Abbas told Miliband the Palestinians remain committed to a just and everlasting peace that would lead to the establishment of an independent Palestinian state with east Jerusalem as its capital on the pre-1967 lines, according to a statement released by the PA president’s office.
It said Abbas also told Miliband that Israel’s refusal to release the fourth and last batch of Palestinian prisoners at the end of March was behind the current crisis. Abbas also complained about continued settlement construction.
The statement said Abbas also updated the Labour Party leader on the circumstances surrounding the PA leadership’s decision to apply for membership in 15 international treaties.
On Friday, Miliband met in Jerusalem with Prime Minister Binyamin Netanyahu.
During his trip to Israel, Miliband has said he is a supporter of “the homeland for the Jewish people” but criticized the growth of Israeli settlements in the West Bank.
"What I have seen today shows that the expansion of Israeli settlements on the Palestinian West Bank is not only wrong and illegal but represents a mortal threat to the two-state solution and to a successful outcome of the peace process," the BBC quoted him as saying during a visit to the Beduin village of Khan al-Ahmar in the West Bank on Saturday.
The Labour leader's trip follows on from British Prime Minister David Cameron's visit to the region last month.
The visit was one of Miliband's first major foreign trips since he became the opposition leader in 2010.
Meanwhile, British media reported Miliband as saying he wanted to be become the Britain's first Jewish premier, saying he would not be deterred by anti-Semitic "elements" present in the UK.
Miliband, a self-proclaimed atheist who identifies as Jewish by heritage, was seeking to win the premiership in Britain's 2015 general elections.
Miliband's father escaped from Belgium to England in 1940 and his mother hid in a convent in Poland during the Holocaust.
“Someone asked me if I thought it was a disadvantage, that people would be less likely to vote for me because I’m Jewish, and I said absolutely not," London's Daily Telegraph quoted the British opposition leader as saying.
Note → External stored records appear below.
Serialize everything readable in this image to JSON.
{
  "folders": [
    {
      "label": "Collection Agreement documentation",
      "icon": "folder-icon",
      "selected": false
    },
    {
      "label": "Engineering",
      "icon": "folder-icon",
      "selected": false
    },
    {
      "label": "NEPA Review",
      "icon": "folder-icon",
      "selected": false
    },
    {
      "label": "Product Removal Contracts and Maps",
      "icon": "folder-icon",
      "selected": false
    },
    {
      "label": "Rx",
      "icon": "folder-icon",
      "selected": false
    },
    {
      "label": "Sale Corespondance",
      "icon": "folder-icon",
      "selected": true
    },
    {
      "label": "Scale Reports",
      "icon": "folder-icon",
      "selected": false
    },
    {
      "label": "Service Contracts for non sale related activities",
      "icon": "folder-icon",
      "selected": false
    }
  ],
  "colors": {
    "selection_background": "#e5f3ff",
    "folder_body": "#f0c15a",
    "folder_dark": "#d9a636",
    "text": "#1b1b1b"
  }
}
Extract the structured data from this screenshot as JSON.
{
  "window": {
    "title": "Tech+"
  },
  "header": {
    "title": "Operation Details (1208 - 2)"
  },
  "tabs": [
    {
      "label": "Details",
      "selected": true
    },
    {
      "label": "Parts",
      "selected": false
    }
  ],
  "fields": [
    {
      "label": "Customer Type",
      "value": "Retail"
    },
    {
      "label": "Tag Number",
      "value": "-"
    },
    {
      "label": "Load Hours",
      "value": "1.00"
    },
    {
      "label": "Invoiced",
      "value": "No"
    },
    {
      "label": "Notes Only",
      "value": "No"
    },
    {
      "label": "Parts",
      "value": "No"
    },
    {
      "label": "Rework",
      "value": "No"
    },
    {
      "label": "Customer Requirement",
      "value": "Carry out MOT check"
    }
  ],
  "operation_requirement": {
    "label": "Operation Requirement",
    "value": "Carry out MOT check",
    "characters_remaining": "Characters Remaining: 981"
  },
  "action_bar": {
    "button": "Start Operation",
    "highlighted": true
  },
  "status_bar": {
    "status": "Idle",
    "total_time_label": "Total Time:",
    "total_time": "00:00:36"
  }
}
British media has scrutinized Miliband's claim that he would be the country's first Jewish prime minister, noting twice-serving former prime minister Benjamin Disraeli, who was born to a Jewish family, but was baptized at the age of 12.
Lahav Harkov contributed to this report.